▸ **Records for the exercise**

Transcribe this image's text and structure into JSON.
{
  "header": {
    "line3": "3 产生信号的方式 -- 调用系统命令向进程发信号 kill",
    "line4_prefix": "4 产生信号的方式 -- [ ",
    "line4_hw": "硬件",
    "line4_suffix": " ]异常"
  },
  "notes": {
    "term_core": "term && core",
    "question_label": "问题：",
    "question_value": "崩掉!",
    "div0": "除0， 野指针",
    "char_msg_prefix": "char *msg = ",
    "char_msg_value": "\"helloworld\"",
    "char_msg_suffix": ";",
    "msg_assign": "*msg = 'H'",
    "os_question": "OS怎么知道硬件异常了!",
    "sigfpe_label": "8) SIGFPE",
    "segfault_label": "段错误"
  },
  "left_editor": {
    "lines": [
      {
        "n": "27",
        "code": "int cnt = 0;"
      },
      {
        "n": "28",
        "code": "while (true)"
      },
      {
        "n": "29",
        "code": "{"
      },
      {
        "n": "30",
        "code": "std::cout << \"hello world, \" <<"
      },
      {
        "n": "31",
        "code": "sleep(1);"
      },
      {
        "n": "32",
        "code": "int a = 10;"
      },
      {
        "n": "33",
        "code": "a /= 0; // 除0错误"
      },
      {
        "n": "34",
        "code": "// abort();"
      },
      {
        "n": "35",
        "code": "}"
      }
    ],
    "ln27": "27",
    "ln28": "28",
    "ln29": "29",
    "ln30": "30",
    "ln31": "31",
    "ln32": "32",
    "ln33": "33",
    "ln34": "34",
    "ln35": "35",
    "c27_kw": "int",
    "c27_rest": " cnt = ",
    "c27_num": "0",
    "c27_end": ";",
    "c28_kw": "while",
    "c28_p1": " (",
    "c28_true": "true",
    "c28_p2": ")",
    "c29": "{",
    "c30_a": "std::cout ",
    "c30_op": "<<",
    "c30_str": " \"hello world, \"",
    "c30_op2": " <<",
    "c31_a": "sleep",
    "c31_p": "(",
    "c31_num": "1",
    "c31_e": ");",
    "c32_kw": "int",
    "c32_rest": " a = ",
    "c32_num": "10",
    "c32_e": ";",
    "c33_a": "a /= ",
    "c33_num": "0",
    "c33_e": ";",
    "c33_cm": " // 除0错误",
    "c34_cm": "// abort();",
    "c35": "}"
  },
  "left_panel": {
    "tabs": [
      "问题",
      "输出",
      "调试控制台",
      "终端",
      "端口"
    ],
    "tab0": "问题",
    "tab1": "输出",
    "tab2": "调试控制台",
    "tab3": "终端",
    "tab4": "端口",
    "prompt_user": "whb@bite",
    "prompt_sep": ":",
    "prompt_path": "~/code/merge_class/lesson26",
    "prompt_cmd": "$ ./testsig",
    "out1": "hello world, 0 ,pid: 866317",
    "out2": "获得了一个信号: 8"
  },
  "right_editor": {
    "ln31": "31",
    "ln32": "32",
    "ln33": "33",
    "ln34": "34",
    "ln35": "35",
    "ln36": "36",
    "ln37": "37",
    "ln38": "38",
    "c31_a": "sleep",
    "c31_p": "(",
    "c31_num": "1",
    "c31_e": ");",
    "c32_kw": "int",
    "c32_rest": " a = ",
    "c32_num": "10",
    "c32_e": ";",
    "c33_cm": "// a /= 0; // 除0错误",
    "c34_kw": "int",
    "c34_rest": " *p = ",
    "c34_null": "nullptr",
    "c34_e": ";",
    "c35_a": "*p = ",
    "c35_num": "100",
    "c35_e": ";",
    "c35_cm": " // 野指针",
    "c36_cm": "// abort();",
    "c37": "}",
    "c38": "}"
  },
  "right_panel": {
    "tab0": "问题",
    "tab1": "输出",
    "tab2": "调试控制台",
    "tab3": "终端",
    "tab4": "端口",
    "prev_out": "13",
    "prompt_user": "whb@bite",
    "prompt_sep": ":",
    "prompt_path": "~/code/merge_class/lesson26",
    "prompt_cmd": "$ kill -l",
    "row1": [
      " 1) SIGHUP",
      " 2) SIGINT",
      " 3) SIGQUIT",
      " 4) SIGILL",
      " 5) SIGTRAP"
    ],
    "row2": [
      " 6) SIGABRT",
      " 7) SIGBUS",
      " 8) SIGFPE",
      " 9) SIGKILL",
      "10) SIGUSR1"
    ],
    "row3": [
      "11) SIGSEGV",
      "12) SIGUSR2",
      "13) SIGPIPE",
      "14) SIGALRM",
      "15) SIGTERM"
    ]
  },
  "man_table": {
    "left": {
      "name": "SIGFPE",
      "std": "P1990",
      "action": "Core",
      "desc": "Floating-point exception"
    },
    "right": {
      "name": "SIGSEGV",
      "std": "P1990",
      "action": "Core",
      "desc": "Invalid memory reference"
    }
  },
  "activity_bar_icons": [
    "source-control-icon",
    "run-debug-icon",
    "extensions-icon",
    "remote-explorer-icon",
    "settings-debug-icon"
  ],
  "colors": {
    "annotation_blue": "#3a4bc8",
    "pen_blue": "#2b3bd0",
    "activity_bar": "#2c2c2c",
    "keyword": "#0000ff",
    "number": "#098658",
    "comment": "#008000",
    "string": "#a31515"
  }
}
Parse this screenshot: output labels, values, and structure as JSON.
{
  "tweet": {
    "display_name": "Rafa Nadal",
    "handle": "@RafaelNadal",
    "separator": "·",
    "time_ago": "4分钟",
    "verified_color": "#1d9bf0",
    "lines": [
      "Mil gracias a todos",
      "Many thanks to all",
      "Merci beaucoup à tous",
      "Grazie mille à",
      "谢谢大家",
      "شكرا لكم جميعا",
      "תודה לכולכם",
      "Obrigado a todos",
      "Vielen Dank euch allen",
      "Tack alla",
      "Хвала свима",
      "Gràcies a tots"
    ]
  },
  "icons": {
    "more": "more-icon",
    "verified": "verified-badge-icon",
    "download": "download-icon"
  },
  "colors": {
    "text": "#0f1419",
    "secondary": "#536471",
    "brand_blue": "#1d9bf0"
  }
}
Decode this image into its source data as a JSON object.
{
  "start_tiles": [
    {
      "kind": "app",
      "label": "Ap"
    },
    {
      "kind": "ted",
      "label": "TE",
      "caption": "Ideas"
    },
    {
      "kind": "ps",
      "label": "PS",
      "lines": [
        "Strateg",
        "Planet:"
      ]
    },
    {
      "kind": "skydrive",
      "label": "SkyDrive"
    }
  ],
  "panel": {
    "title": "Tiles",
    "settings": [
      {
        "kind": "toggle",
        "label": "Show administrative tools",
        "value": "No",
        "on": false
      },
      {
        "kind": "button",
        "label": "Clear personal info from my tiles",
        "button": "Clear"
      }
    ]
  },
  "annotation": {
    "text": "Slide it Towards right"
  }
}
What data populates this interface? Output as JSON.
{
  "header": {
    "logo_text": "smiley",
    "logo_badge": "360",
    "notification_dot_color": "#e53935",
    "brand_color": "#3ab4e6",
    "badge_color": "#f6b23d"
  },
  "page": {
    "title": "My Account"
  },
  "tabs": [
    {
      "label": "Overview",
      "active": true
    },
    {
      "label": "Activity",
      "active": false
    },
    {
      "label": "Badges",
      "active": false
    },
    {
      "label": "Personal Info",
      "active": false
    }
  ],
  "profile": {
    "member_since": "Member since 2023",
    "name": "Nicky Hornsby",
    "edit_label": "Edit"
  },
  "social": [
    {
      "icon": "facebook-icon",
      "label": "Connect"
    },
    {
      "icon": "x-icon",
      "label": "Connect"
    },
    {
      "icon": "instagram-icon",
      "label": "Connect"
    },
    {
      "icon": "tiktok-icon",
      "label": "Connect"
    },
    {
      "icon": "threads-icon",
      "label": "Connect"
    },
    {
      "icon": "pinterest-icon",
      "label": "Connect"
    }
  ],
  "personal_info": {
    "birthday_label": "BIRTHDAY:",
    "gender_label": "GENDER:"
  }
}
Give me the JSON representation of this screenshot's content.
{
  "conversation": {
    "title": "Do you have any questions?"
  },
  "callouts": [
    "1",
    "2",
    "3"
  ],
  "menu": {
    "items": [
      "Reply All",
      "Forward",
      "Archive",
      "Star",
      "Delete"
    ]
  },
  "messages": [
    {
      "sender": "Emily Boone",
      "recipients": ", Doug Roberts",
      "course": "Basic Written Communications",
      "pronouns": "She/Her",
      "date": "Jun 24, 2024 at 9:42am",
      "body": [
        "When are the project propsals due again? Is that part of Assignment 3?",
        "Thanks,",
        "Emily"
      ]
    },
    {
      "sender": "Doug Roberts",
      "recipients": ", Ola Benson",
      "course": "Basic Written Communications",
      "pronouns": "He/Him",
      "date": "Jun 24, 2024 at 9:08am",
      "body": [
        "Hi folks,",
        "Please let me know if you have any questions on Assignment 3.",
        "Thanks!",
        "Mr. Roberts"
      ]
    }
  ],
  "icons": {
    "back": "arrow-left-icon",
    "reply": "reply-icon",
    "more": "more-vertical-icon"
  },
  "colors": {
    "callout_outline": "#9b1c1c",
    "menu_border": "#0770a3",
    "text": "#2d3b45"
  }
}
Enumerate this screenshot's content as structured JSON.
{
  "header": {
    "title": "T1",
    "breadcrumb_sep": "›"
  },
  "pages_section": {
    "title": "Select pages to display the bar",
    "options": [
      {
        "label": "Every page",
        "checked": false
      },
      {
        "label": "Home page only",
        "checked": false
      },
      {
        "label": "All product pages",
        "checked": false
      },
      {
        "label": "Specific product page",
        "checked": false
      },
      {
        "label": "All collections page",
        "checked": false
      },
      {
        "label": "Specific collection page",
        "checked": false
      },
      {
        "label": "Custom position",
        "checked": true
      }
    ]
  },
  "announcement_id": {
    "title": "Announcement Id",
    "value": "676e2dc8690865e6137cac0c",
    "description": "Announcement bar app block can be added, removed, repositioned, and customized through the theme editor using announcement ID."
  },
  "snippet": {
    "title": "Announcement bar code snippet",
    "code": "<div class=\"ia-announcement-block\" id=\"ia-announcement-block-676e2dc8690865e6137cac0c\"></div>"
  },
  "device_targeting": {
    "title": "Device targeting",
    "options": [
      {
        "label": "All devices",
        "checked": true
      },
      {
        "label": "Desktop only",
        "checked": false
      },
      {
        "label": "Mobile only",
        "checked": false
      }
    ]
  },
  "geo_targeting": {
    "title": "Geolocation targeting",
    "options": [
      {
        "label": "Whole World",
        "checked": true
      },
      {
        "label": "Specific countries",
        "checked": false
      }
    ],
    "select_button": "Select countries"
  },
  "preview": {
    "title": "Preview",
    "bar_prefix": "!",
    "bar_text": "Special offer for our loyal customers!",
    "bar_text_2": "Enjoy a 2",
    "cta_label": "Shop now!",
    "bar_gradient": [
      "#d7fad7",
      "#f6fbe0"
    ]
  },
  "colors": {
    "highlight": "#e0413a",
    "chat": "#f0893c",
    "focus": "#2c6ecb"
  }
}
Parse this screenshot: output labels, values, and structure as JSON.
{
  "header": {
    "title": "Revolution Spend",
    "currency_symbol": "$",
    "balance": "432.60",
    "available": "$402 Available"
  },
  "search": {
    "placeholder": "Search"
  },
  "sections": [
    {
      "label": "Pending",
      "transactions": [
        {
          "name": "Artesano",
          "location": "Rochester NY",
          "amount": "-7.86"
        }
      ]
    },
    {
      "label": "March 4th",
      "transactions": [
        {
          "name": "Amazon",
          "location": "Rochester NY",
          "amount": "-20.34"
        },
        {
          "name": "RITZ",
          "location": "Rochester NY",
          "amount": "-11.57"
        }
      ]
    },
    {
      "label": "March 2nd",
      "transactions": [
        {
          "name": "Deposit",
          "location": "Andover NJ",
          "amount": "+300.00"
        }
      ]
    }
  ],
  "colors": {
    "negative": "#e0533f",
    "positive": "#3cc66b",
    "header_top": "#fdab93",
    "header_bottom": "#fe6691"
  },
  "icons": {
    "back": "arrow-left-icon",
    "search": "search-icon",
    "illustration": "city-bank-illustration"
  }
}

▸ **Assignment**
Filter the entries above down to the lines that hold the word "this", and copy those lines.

▸ **Written response**
Transcribe this image's text and structure into JSON.
Parse this screenshot: output labels, values, and structure as JSON.
Decode this image into its source data as a JSON object.
What data populates this interface? Output as JSON.
Give me the JSON representation of this screenshot's content.
Enumerate this screenshot's content as structured JSON.
Parse this screenshot: output labels, values, and structure as JSON.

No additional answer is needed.